Unemployment is a hot topic only exacerbated by the COVID-19 pandemic. Perusing the Pioneer Institute’s MA IRS DataDiscovery database reveals many interesting trends about unemployment benefits in New England.
In 2018, MA gave out over $1.11 billion in unemployment benefits, more than double the amount given in CT, the state with the second-highest dollar amount of unemployment. Benefits given in RI, ME, VT and NH are also a small percentage of the benefits given in CT.
This is unsurprising, given MA, CT and RI have the highest maximum weekly benefit in New England.
Benefits are calculated similarly across all the six states: wages are averaged over a base period, which is usually two to three of the quarters in which the most was earned out of the past five quarters. That figure is divided by the number of weeks benefits would be received, which is usually somewhere between 22 and 26. However, all six states that make up New England have different maximum weekly benefits.
As of 2021, MA and CT again come out on top with their max weekly benefit, capping unemployment payments at $823 and $698 respectively. This makes sense considering their relatively higher costs of living.
Because of this, it is also unsurprising that MA and CT have some of the highest portion of their taxpayers claiming unemployment benefits, 35% and 29%, respectively in 2018. While there may be other factors contributing to the high unemployment claims in these states, the high maximum weekly benefits certainly play a role.
However, it’s striking that RI actually has the highest portion of its taxpayers claiming unemployment benefits: 43%. RI sits behind MA and CT for total given in unemployment and max weekly benefit, but still has about 10% more of its taxpayers receiving unemployment. This is also odd considering the percentage of working-age residents (ages 18-65) in RI is not that much different than the rest of New England.

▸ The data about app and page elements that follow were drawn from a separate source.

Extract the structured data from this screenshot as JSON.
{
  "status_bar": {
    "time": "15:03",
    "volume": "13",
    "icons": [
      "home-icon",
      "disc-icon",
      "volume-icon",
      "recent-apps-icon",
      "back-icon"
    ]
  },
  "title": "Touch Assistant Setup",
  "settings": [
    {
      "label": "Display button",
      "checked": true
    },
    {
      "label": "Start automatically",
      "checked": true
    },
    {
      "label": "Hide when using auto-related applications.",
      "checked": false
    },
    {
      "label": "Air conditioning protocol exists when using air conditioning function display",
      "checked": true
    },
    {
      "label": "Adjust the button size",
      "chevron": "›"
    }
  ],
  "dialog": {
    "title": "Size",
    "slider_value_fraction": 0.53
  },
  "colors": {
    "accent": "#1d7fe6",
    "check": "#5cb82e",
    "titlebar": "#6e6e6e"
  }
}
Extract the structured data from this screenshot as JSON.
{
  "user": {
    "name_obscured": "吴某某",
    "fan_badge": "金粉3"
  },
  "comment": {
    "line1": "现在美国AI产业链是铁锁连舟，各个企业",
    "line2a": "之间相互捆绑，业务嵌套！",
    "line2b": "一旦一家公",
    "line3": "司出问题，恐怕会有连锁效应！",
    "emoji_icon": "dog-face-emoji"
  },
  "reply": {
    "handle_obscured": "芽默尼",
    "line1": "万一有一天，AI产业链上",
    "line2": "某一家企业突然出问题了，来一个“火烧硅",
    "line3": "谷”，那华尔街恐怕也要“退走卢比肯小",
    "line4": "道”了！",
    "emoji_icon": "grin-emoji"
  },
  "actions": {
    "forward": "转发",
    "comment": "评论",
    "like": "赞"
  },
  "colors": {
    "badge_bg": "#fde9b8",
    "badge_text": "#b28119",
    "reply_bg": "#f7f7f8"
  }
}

One final thing to note is that the distribution of unemployment benefits by income bracket for all New England states appears bell-shaped, meaning those in the middle class generally receive more in unemployment benefits than those in the lower or upper classes. This makes sense, since benefits are calculated based on pre-layoff income, which will be higher for those in middle income than lower income.
It will be interesting to see how unemployment trends change once 2020 and 2021 data becomes available.
Isabel Wagner is a Roger Perry Government Transparency Intern at the Pioneer Institute. She is currently studying Political Science and Economics at Boston College.